Al Murray: ‘Will I stop touring at 60? Ask me in a couple of years’
You studied modern history at university. Did that spark your interest in military history?
Much to my chagrin, military history was not seen as ‘proper history’. But I was able to do a module on the three years running up to the war. It included access to Foreign Office telegrams and Cabinet memos.
A note from Chamberlain saying, ‘It looks like I’ll have to declare war, doesn’t it?’ and the Foreign Secretary saying, ‘That’s probably the right thing to do.’
So where does your love of it come from?
I grew up in the Seventies… Airfix models, Action Man, watching The Great Escape. My dad was in the Territorial Army and he’d often introduce subjects such as Dunkirk or desert warfare around the breakfast table.
We were the only family I knew who went to the Normandy Beaches for their summer holidays.
Did your father fight in the war?
He was too young – he’s 85 – but my mum’s dad was killed in the fighting just south of Dunkirk in May 1940. He was part of a regiment made up of civvies: butcher, baker, what have you. He was a banker. Mum was born after he died, so she never met him.
That’s the thing with the Second World War: it’s history that’s within touching distance. It directly affected my family.
Your family’s lineage includes MPs, diplomats, Scottish aristocracy and William Makepeace Thackeray, author of Vanity Fair. What’s that like?
I had no interest in this stuff when I was growing up. So-and-so was my great-great-uncle, twice removed; Thackeray was my great-great-great-grandfather. When you’re ten, it’s meaningless. It’s not like they turned up every Sunday and slipped me 50p.
Your latest book, Command, has been described as a ‘serious study of the Second World War’. Is this a new career?
Not at all! This is something that gets squeezed in around the comedy. I made a TV series about the fall of Berlin [Al Murray’s Road to Berlin] and I host the podcast We Have Ways of Making You Talk, but stand-up is still my day job.
What were you like as a child?
I was a bit of a loner, which was useful when I was sent to boarding school aged nine. Dad knew I hated it, but he thought I’d benefit from a kick up the backside. In a way, he was right.
The only way I was going to survive was by falling back on my own resources. That helped with stand-up. On stage, the responsibility is on your shoulders.
Is The Pub Landlord based on your dad?
Bits of him. Dad has an opinion on everything and doesn’t mind sharing it. My understanding of humour came from him introducing me to stuff like The Goons and Tony Hancock.
Has The Pub Landlord changed as you’ve aged?
He’s become a better fit as I’ve got older. In my twenties I was too young for him, really. Now, in my mid-fifties, I make a very good Pub Landlord.
So what’s next for him?
I’m working on a new series for Sky called Why Does Everyone Hate The British Empire? and he will make an appearance in that.
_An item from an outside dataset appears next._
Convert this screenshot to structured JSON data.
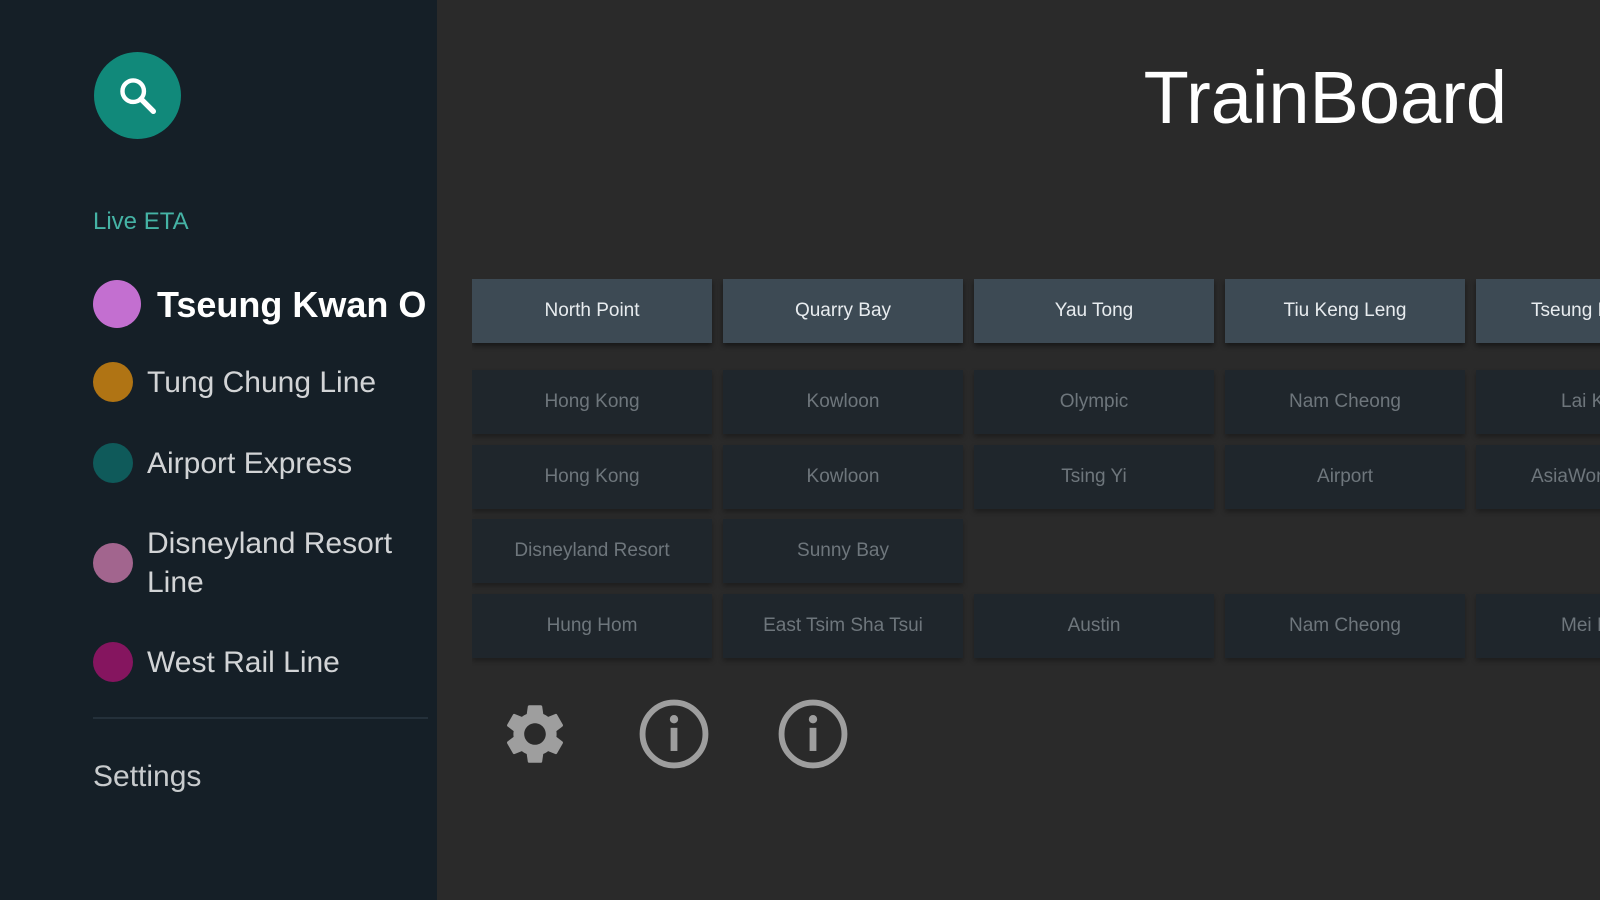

I’ll also maybe do a tour towards the end of the year.
How did you celebrate the big 5-0?
I’ve got two grown-up daughters [Scarlett, 23, and Willow, 20], but I also became a dad again at 50 [to daughter Daisy].
Yes, there are times when a four-year-old is a bit of a handful and I wish I was a bit younger, but it’s wonderful to be back on this particular roundabout.
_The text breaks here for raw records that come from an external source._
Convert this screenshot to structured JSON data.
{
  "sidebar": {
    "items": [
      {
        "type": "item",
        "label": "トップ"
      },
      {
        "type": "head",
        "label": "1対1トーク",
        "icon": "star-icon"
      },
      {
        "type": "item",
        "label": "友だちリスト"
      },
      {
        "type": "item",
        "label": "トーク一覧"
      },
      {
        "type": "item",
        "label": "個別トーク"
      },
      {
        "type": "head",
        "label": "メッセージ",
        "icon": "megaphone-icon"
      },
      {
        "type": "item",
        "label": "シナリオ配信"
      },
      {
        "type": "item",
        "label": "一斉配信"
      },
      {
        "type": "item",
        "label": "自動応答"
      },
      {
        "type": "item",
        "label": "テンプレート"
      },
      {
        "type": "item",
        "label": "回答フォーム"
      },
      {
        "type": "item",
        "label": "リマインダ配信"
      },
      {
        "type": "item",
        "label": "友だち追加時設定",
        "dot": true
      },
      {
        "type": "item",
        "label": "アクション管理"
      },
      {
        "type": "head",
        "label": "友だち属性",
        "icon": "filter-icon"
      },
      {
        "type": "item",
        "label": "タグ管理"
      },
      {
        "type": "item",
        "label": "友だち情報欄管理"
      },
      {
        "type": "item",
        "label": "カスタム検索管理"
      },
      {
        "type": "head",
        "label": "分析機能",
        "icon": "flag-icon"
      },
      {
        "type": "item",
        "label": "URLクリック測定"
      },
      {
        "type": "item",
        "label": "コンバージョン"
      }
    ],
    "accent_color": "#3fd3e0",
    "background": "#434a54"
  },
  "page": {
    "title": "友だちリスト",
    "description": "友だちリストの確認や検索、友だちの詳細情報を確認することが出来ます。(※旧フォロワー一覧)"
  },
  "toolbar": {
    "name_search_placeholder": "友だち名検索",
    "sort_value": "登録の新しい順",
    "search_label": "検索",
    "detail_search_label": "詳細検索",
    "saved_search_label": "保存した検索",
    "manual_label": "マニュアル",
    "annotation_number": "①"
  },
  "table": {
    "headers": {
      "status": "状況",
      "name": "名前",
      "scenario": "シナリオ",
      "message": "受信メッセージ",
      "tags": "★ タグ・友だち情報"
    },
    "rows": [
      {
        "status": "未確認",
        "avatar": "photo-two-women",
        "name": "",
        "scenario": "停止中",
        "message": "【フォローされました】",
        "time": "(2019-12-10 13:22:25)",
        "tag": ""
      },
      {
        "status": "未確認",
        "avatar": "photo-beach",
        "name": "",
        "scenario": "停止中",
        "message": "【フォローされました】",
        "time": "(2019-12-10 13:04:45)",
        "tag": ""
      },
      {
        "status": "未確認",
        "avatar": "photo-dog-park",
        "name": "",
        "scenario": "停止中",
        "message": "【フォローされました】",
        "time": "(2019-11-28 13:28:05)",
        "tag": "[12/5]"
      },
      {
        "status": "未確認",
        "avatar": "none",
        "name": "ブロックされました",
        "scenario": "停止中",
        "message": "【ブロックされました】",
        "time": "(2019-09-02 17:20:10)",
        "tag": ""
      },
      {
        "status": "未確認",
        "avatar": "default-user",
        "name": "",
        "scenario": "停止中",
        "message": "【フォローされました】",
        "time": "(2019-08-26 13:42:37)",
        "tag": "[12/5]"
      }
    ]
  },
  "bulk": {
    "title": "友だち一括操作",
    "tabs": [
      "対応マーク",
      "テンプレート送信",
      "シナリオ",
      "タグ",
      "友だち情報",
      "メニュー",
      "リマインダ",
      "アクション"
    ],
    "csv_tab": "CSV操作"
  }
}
Does life feel better now than it did at 18?
I used to worry that getting older would mean the end of my stand-up career, but there seems to be plenty of room for silverbacks like me. Will I stop touring at 60? Ask me in a couple of years.
If you were in charge of the UK, what’s the first thing you would do?
Build a load of houses. I just about managed to get on the property ladder when I was a young man, but for this generation it’s impossible.
And if The Pub Landlord was in charge?
He’d brick up the Channel Tunnel!
Is there anything you’d change if you were Minister for the over-50s?
Not so much for us fiftysomethings, but God knows what it’s like for people of my dad’s generation – the ones who don’t have any family.
The modern era has engendered this idea of atomisation: get on with your own life and don’t worry about anyone else. That’s not how it’s supposed to work.
You’ll be playing Charles II in West End show The Crown Jewels this summer. How do you feel about the Royal Family?
It’s something I find hard to get worked up about in either direction. It amazes me how people can get so emotional about them. But kings called Charles are back on everyone’s mind, so who better to play than the last one?
The Merry Monarch, as he was known, was a character – he didn’t let the day job get in the way of having a laugh. He’s going to be tons of fun to play.
How would you like to be remembered?
I learned while writing my book that army generals always get judged by their worst day. You can have a glittering career, then make one error and that’s it, reputation ruined. I suppose it’s the same in life.
A couple of days before I die, I’ll tell someone who wants a selfie to ‘get lost’ and that’ll be my epitaph: ‘Al Murray, the man who told his fans to get lost!’
Written by Danny Scott